-- Opening Marker --
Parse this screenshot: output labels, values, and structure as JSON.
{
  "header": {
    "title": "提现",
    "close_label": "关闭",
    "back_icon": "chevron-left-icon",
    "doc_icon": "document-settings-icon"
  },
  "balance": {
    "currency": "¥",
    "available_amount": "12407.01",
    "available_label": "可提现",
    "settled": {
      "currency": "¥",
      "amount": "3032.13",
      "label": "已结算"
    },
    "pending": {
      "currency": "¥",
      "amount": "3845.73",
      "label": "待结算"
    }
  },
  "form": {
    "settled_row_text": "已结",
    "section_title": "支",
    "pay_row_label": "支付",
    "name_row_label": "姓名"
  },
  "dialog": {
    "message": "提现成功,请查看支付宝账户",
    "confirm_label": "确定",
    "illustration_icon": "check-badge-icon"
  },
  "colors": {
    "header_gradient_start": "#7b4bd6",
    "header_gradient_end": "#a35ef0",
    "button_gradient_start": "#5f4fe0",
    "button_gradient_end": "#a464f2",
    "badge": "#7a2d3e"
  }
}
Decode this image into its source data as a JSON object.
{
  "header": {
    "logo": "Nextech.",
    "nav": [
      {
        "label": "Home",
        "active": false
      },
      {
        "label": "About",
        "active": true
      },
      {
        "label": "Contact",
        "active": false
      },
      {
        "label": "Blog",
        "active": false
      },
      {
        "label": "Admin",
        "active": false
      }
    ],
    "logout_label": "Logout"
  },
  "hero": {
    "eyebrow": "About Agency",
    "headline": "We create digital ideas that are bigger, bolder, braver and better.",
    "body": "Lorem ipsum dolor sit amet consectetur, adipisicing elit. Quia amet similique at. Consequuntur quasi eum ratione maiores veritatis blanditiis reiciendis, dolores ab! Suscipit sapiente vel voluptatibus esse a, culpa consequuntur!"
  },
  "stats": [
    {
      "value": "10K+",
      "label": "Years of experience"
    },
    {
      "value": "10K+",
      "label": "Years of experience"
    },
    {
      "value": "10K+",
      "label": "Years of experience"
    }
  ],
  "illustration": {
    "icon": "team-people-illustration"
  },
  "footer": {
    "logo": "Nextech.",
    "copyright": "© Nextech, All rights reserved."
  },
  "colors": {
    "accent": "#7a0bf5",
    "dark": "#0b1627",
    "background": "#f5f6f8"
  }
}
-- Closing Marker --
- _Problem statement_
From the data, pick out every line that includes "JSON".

- _Task solution_
Parse this screenshot: output labels, values, and structure as JSON.
Decode this image into its source data as a JSON object.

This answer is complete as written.